"Yep, Monkey," I said.
"You have monkey?" she asked, incredulously.
"No, no," I said, with a laugh, "I have a cat named Monkey."
I didn't think we had a translation issue, but apparently we did. Or maybe it was a cultural thing: maybe Russians don't name their pets after other animals? Her English wasn't bad, but she just couldn't understand that the cat was named Monkey. And articles were optional for her, as well.
Her voice got quiet, "We don't allow monkeys," she told me. "Too unpredictable."
"Oh, no," I said again. "I don't have a monkey. I have a cat named Monkey."
"You cannot have monkey here," she said sternly, but in a low voice, to not draw attention. But I could tell she liked me, and wanted to help me to keep my monkey. "I will not put monkey on application. Keep monkey quiet, and do not tell anyone."
I didn't know what to say, so I simply said, "Thanks."
"You have dog," she said in a normal tone, and that was final.
A few years went by, and Glen and I landed in East Trenton, which is overrun, at least in our neighborhood, by stray cats. I had reached a point where I liked cats better than I used to, but had always considered myself more of dog person. But through a series of events, the cat-to-other beings ratio flew completely out of proportion here. My sister-in-law, Clair, gave me the Crazy Cat Lady action figure to acknowledge our situation.The Crazy Cat Lady
I never really thought about how a Cat Lady becomes a Cat Lady until recently, but if asked, I would have assumed it involved some weird personality quirk, spinsterhood, a fondness for "Murder She Wrote," Carol Wright catologs, and tea. Not that there's anything wrong with those things, mind you. I may have a quirky personality, but not Cat Lady Quirky. I think.
But after living la vida gatto, I've come to the conclusion that it takes surprisingly little to become a Cat Lady. You don't need Carol Wright's products or evenings spent with Angela Landsbury. All you need is a fairly responsible, non-douchey personality. A tiny bit of extra space helps. And that's about it. I would have added a lack of allergies to that list, but I know several people who help cats who are allergic to them.
So, what happens when fairly early into your life as a Cat Lady, a ratty, chicken-bone eating, possum-lookin' dog shows up?
Maybe Steve is trying to send a message?
Steve was only interested in destroying the Cat Lady, not her pets, which may say something about his personality. And the fact that I have been documenting the Cat Lady's demise, probably says something about mine.
Also, recently, I discovered LOLCats, a cat photo sharing website where users come up with captions for the "kitteh" images, mostly clever, and grammatically-incorrect (on purpose, though: it's kittehspeak) captions. A few months ago, I spent nearly a whole week looking through almost every picture, unable to do anything else — I was addicted. I sent the links to several friends and family members; some just didn't get it, but a few of them did. One of my friends did the same as I did: spent nearly a whole week, at work, looking at the cats, and like me, often came close to wetting her pants with laughter.
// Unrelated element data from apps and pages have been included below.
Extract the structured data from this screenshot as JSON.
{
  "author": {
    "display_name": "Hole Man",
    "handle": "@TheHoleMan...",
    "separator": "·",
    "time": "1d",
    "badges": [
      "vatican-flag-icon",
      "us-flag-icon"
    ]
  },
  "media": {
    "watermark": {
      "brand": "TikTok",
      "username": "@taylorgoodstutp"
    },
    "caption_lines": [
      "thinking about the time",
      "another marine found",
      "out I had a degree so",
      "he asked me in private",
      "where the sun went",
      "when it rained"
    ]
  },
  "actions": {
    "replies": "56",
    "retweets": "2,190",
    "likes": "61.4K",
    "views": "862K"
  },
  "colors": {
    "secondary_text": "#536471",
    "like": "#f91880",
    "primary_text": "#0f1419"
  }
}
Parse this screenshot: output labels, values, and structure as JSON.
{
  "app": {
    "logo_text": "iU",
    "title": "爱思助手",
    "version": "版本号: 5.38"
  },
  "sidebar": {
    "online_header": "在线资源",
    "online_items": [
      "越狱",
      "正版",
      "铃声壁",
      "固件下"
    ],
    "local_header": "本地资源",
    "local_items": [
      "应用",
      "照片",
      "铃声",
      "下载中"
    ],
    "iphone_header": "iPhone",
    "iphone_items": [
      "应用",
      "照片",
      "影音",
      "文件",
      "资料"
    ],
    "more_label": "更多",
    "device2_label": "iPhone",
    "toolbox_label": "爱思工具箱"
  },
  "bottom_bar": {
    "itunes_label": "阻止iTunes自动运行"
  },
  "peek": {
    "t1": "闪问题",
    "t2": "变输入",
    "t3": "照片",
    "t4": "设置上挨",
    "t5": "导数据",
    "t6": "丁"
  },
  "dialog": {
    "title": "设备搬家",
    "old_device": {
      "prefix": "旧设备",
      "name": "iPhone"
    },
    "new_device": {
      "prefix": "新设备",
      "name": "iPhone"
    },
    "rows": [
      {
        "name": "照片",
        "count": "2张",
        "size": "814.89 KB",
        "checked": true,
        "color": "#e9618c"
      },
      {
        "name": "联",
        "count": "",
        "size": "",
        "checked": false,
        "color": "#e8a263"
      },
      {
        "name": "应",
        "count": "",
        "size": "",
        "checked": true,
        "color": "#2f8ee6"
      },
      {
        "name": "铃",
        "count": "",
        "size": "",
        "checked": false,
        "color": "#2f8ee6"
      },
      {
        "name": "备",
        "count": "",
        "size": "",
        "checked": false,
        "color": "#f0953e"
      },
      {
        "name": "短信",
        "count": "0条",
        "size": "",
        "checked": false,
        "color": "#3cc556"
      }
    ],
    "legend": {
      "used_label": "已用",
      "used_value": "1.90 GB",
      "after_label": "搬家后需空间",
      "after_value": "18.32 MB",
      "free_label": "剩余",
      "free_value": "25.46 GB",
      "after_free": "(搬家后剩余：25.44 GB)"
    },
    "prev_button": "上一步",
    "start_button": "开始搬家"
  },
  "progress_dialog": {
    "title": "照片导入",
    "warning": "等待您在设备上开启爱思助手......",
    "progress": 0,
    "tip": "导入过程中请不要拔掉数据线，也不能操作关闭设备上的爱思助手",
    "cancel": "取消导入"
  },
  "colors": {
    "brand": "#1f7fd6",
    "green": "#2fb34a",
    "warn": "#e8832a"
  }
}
I subscribe to the daily LOLCat (and suggest you sign up for it, too), and am going to share a few of my recent favorites. Glen thinks I'm I complete mongo for my affection for the LOLCats, but he checked my email while I was in labor with Matthew, and came across the image, below (of the cat in the pizza box), and he completely missed one of my bigger contractions, because he was laughing too hard.
So. I guess I am a cat lady. I don't live on a farm, and the cats are certainly not doing their own thing in the background of my life, and ultimately, it's okay. At least I don't have a monkey. Yet.
* Speaking of personality quirks, maybe it's one of mine, but I hate when people say they have to give up a pet because they're moving and the landlord doesn't allow pets. I moved around a lot in my 20s and early 30s, and never had a problem finding a place that would accept Lacey. It took a tiny bit of extra work, but she was well worth it. I'm a fairly non-confrontational sort of gal, and I generally follow the rules, and don't ask for special consideration, but I am committed to my animals (even now with a baby) and am willing to at least argue on their behalf. If you are moving and need tips to convince a potential landlord to allow your pet, drop me a note.